This is done thanks to media queries who’s job is to modify your site’s layout based on a device’s general type or on certain parameters (such as its size).

The general syntax of media queries goes as follows:

@media screen and (min-width: 685px) {
  .title {
    font-size: 2rem;
  }
}
  • screen is the media type to which the styles will apply. This media query is intended for screens.
  • and is a logical operator, you can chain them as much as you want. For example, you could have a media query for min-width: 685px and orientation: landscape.
  • min-width: is a media feature, in this example it tells our browser to apply the styles between the two brackets only when reaching a minimum width of 685 pixels. You can use many unit types, such as rem.

Alright, let’s go over what @media queries can really do through concrete examples on Codepen 👇

Media types

Most of us know of the screen media type, but there are two other lesser known types.

Media types simply describe the category of a device.
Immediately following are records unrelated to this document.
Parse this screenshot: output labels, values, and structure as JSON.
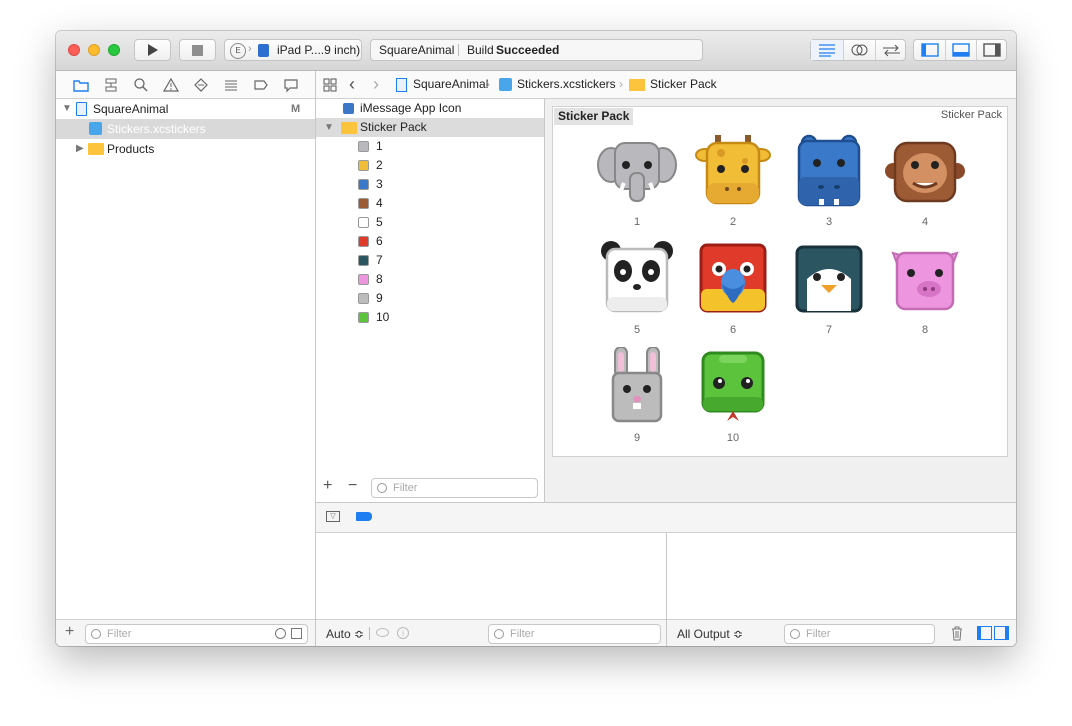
{
  "toolbar": {
    "scheme_badge": "E",
    "device_label": "iPad P....9 inch)",
    "status_project": "SquareAnimal",
    "status_prefix": "Build",
    "status_result": "Succeeded"
  },
  "navigator": {
    "project_name": "SquareAnimal",
    "project_badge": "M",
    "selected_file": "Stickers.xcstickers",
    "products_label": "Products",
    "filter_placeholder": "Filter"
  },
  "jump_bar": {
    "crumbs": [
      "SquareAnimal",
      "Stickers.xcstickers",
      "Sticker Pack"
    ]
  },
  "outline": {
    "app_icon_label": "iMessage App Icon",
    "pack_label": "Sticker Pack",
    "stickers": [
      "1",
      "2",
      "3",
      "4",
      "5",
      "6",
      "7",
      "8",
      "9",
      "10"
    ],
    "filter_placeholder": "Filter"
  },
  "canvas": {
    "pack_title": "Sticker Pack",
    "pack_corner_label": "Sticker Pack",
    "stickers": [
      {
        "label": "1",
        "animal": "elephant-icon",
        "color": "#b8b8bd"
      },
      {
        "label": "2",
        "animal": "giraffe-icon",
        "color": "#f2bd36"
      },
      {
        "label": "3",
        "animal": "hippo-icon",
        "color": "#3a78c9"
      },
      {
        "label": "4",
        "animal": "monkey-icon",
        "color": "#9c5a35"
      },
      {
        "label": "5",
        "animal": "panda-icon",
        "color": "#ffffff"
      },
      {
        "label": "6",
        "animal": "parrot-icon",
        "color": "#e03a2a"
      },
      {
        "label": "7",
        "animal": "penguin-icon",
        "color": "#2c5562"
      },
      {
        "label": "8",
        "animal": "pig-icon",
        "color": "#ee95df"
      },
      {
        "label": "9",
        "animal": "rabbit-icon",
        "color": "#bcbcbc"
      },
      {
        "label": "10",
        "animal": "snake-icon",
        "color": "#5bc43c"
      }
    ]
  },
  "debug": {
    "auto_label": "Auto ≎",
    "filter_placeholder": "Filter",
    "all_output_label": "All Output ≎",
    "filter_placeholder_right": "Filter"
  },
  "colors": {
    "accent": "#1f7ff2",
    "selection": "#d9d9d9"
  }
}
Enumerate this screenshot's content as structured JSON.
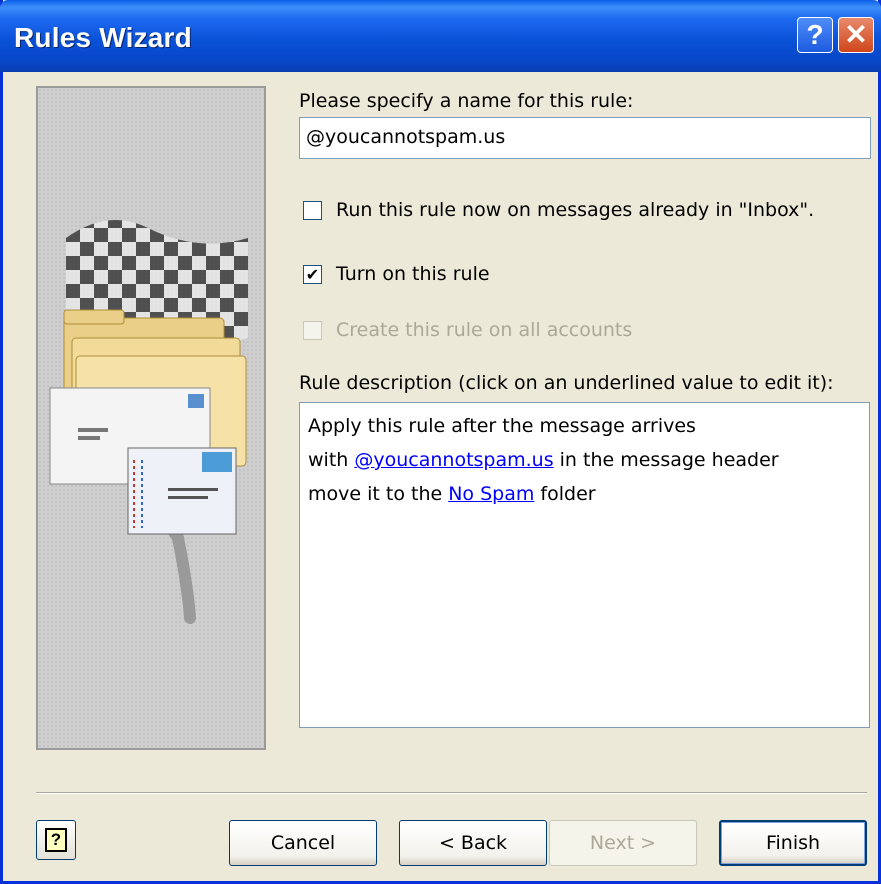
{
  "window": {
    "title": "Rules Wizard",
    "help_glyph": "?",
    "close_glyph": "✕"
  },
  "form": {
    "name_label": "Please specify a name for this rule:",
    "name_value": "@youcannotspam.us",
    "run_now": {
      "label": "Run this rule now on messages already in \"Inbox\".",
      "checked": false,
      "enabled": true
    },
    "turn_on": {
      "label": "Turn on this rule",
      "checked": true,
      "enabled": true
    },
    "all_accounts": {
      "label": "Create this rule on all accounts",
      "checked": false,
      "enabled": false
    },
    "description_label": "Rule description (click on an underlined value to edit it):"
  },
  "description": {
    "line1": "Apply this rule after the message arrives",
    "line2_prefix": "with ",
    "line2_link": "@youcannotspam.us",
    "line2_suffix": " in the message header",
    "line3_prefix": "move it to the ",
    "line3_link": "No Spam",
    "line3_suffix": " folder"
  },
  "buttons": {
    "cancel": "Cancel",
    "back": "< Back",
    "next": "Next >",
    "finish": "Finish",
    "help_glyph": "?"
  },
  "colors": {
    "title_bar": "#0A52D8",
    "dialog_bg": "#ECE9D8",
    "link": "#0000FF",
    "disabled_text": "#ACA899"
  }
}
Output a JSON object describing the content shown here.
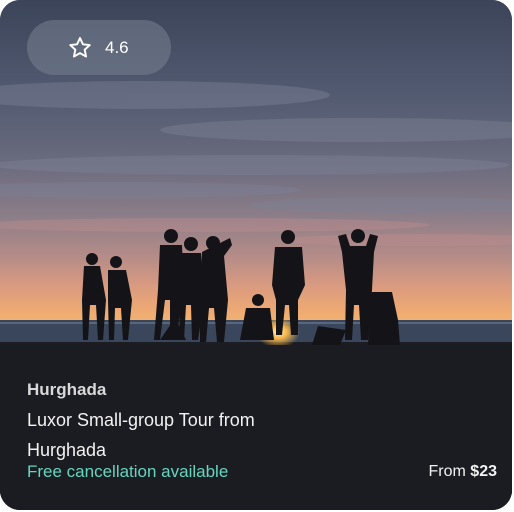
{
  "card": {
    "rating": "4.6",
    "location": "Hurghada",
    "title": "Luxor Small-group Tour from Hurghada",
    "cancellation": "Free cancellation available",
    "price_prefix": "From",
    "price": "$23"
  },
  "colors": {
    "cancellation": "#63d6c0",
    "overlay_dark": "#1c1d22"
  },
  "icons": {
    "rating": "star-outline-icon"
  }
}
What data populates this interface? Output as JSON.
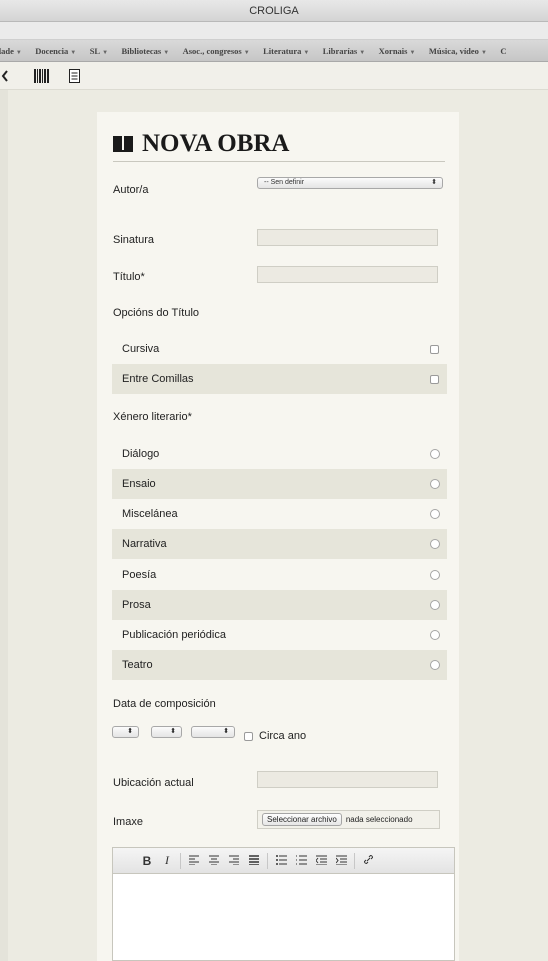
{
  "window": {
    "title": "CROLIGA"
  },
  "nav": {
    "items": [
      "idade",
      "Docencia",
      "SL",
      "Bibliotecas",
      "Asoc., congresos",
      "Literatura",
      "Librarías",
      "Xornais",
      "Música, vídeo",
      "C"
    ],
    "caret": "▼"
  },
  "toolbar": {
    "icons": [
      "back-arrow-icon",
      "barcode-icon",
      "document-icon"
    ]
  },
  "form": {
    "title": "NOVA OBRA",
    "autor": {
      "label": "Autor/a",
      "value": "-- Sen definir"
    },
    "sinatura": {
      "label": "Sinatura",
      "value": ""
    },
    "titulo": {
      "label": "Título*",
      "value": ""
    },
    "opcions_titulo": {
      "label": "Opcións do Título",
      "options": [
        "Cursiva",
        "Entre Comillas"
      ]
    },
    "xenero": {
      "label": "Xénero literario*",
      "options": [
        "Diálogo",
        "Ensaio",
        "Miscelánea",
        "Narrativa",
        "Poesía",
        "Prosa",
        "Publicación periódica",
        "Teatro"
      ]
    },
    "data_composicion": {
      "label": "Data de composición",
      "circa_label": "Circa ano"
    },
    "ubicacion": {
      "label": "Ubicación actual",
      "value": ""
    },
    "imaxe": {
      "label": "Imaxe",
      "button_label": "Seleccionar archivo",
      "status": "nada seleccionado"
    },
    "editor": {
      "bold": "B",
      "italic": "I"
    }
  },
  "colors": {
    "background": "#ecebe2",
    "panel": "#f7f6f0",
    "row_alt": "#e6e5da"
  }
}
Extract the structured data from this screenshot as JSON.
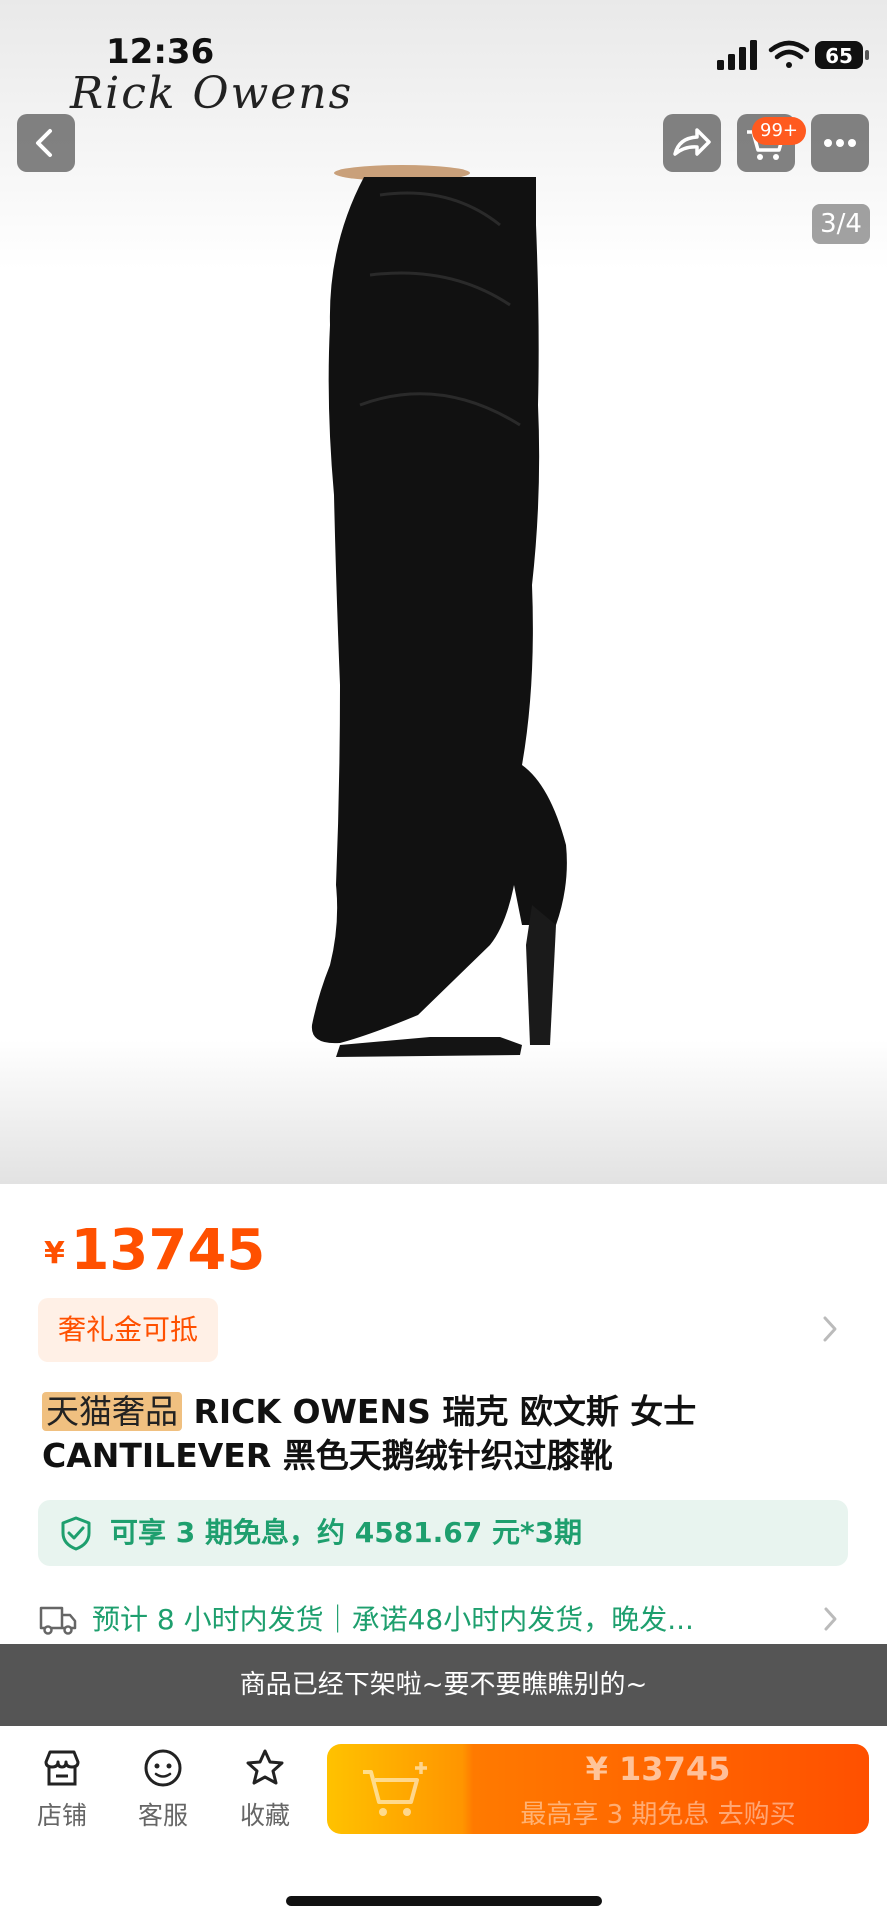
{
  "status_bar": {
    "time": "12:36",
    "battery": "65"
  },
  "brand": {
    "logo_text": "Rick Owens"
  },
  "header": {
    "cart_badge": "99+",
    "page_indicator": "3/4"
  },
  "product": {
    "currency": "¥",
    "price": "13745",
    "promo_tag": "奢礼金可抵",
    "title_badge": "天猫奢品",
    "title": " RICK OWENS 瑞克 欧文斯 女士 CANTILEVER 黑色天鹅绒针织过膝靴",
    "installment": "可享 3 期免息，约 4581.67 元*3期",
    "shipping": "预计 8 小时内发货｜承诺48小时内发货，晚发..."
  },
  "toast": "商品已经下架啦~要不要瞧瞧别的~",
  "bottom_bar": {
    "store": "店铺",
    "service": "客服",
    "favorite": "收藏",
    "buy_price": "¥ 13745",
    "buy_sub": "最高享 3 期免息   去购买"
  },
  "colors": {
    "accent": "#ff5000",
    "green": "#1e9f6e",
    "toast_bg": "#555555"
  }
}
By default, the all type is used except when using the not or only logical operators.

all

Means the styles in the query are suitable for all devices.

Codepen

print

Means the styles in the query are intended for paged material and documents viewed on a screen in print preview mode.
For example, if we have a “reservation confirmation” page we’d like for our user to print, we could hide the social media links at the bottom using this media query.

Codepen

Right clicking and trying to print this page should display the preview without the bottom text.

screen

Our usual go-to. Means the styles are intended for screens.

Codepen

speech

This type is intended for screen readers.
A very limited amount of CSS attributes have an impact on screen reader behavior but it’s worth knowing this type. You could, for example, hide a specific element of the screen that shouldn’t be read by screen readers or have code punctuation be read out loud.

Codepen

Essential media features

I won’t cover the full list of media features, as some of them are obscure and have very little use-cases. If you’re interested in the full list, check it out here.

width and height

Our bread and butter, these features allow us to apply styles based on the width and height of our viewport.
For example, DEV hides the navigation and newest listings side views when reaching respectively 950px and 1120px (try it out yourself !).

Codepen

orientation

As the name suggests, it allows us to apply styles based on the orientation of a device. Either portrait or landscape.

Codepen

display-mode

Applies styles based on the display mode of an application.
Available modes are: fullscreen, standalone, minimal-ui and browser. More information.

@media all and (display-mode: fullscreen) {
  body {
    margin: 0;
    border: 5px solid black;
  }
}

Complex media queries

With the use of logical operators such as and, not, only and , (comma) we can now build complex media queries for specific use-cases.

In this example, we want our video frame to take the full width and height of the screen when in landscape mode and on a tablet (for a better viewing experience):

Codepen

Additionally, you can use the comma to apply any given styles to multiple queries, for example:

@media (min-height: 680px), screen and (orientation: portrait) { ... }

I hope you’ve learned at least a couple of things in this article!